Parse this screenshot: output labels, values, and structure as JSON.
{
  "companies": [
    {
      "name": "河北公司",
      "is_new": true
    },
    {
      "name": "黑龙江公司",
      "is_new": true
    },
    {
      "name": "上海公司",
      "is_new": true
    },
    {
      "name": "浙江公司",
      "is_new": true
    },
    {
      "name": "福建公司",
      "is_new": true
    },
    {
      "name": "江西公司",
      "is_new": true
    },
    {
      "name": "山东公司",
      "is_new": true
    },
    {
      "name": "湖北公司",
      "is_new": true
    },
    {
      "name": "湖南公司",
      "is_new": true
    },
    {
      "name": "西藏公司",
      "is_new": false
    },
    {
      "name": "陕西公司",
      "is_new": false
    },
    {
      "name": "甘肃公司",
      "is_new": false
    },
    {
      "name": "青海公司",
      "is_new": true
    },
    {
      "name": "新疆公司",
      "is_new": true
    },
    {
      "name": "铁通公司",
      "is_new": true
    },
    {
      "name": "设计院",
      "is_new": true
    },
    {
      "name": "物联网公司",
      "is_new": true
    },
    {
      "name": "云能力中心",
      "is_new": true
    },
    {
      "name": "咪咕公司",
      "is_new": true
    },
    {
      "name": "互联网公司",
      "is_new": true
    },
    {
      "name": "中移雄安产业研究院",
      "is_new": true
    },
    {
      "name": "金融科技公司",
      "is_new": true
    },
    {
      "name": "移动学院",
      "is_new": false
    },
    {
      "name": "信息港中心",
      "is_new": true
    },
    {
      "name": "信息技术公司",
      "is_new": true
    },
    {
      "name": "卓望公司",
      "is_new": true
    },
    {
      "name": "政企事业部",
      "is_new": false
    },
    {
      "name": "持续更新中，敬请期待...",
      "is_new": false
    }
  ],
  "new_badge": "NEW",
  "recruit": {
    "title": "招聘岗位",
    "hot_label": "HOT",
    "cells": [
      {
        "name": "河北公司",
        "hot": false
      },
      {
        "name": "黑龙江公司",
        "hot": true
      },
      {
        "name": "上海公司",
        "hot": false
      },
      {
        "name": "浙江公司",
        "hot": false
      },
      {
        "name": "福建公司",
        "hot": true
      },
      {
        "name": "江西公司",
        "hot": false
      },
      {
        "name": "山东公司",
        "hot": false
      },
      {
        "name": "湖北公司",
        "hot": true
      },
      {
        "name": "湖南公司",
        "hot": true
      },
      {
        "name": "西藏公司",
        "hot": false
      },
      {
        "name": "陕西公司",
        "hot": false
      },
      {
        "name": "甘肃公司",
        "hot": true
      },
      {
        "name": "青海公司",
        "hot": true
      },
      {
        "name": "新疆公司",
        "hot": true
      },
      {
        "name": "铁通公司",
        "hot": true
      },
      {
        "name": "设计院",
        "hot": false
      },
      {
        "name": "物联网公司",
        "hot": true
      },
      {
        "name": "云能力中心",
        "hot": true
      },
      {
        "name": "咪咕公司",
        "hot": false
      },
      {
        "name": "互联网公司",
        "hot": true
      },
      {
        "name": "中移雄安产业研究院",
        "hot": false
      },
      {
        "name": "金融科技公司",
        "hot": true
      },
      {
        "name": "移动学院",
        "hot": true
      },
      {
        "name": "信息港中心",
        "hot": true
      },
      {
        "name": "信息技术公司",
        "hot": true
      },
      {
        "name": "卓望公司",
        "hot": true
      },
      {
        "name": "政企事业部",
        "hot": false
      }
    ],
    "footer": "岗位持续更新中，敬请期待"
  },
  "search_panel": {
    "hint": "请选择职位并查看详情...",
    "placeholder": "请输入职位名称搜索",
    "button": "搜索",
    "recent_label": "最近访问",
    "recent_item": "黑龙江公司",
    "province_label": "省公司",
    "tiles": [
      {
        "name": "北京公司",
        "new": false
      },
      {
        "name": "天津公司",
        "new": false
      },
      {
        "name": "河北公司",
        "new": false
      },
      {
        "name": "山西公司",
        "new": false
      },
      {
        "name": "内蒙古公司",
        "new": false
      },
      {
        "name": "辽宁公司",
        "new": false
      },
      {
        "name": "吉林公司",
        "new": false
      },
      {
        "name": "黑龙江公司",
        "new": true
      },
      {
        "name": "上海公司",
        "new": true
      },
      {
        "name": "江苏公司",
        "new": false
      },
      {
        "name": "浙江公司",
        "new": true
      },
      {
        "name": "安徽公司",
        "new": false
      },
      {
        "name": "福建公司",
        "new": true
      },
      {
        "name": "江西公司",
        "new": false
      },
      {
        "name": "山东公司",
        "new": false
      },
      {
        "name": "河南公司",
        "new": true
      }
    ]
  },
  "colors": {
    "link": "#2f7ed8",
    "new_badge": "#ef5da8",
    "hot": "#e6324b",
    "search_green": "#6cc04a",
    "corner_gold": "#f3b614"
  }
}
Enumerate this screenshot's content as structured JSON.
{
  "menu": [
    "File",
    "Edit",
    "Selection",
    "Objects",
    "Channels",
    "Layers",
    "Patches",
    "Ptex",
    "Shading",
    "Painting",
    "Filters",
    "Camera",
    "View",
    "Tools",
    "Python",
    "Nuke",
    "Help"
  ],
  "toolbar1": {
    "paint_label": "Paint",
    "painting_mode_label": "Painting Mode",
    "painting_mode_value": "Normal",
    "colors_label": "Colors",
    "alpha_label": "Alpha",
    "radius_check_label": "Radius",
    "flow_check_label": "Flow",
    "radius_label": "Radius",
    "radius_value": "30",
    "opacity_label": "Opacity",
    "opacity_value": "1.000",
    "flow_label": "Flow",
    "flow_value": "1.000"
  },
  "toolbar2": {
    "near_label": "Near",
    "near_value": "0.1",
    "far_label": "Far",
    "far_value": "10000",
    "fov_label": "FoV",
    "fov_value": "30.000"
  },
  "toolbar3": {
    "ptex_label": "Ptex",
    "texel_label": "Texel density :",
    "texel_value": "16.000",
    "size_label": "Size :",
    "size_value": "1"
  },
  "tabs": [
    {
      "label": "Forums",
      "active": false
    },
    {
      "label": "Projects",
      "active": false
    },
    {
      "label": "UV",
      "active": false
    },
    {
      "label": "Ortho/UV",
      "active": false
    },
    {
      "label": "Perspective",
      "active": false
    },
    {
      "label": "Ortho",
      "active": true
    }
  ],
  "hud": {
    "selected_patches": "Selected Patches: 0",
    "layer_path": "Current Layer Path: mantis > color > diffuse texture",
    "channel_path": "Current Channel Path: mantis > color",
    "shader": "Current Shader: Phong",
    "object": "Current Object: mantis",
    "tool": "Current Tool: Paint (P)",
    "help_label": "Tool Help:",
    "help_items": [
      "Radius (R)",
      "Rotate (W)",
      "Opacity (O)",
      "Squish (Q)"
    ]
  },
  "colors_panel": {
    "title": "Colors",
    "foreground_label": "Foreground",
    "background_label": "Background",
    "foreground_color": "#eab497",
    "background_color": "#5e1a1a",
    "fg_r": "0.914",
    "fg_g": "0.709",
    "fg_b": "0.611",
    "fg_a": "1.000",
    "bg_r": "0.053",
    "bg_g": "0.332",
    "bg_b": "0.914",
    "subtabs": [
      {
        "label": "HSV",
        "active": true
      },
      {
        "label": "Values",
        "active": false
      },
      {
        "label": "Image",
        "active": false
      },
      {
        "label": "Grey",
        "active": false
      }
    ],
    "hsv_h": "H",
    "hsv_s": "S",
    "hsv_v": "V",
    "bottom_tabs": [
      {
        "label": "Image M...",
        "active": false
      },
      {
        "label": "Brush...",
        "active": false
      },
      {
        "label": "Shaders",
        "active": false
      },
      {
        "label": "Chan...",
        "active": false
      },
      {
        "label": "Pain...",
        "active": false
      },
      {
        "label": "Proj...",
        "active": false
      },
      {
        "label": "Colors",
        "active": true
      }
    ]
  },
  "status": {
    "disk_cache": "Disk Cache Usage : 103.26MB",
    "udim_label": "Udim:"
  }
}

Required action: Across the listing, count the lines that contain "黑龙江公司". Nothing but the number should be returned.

Written response: 4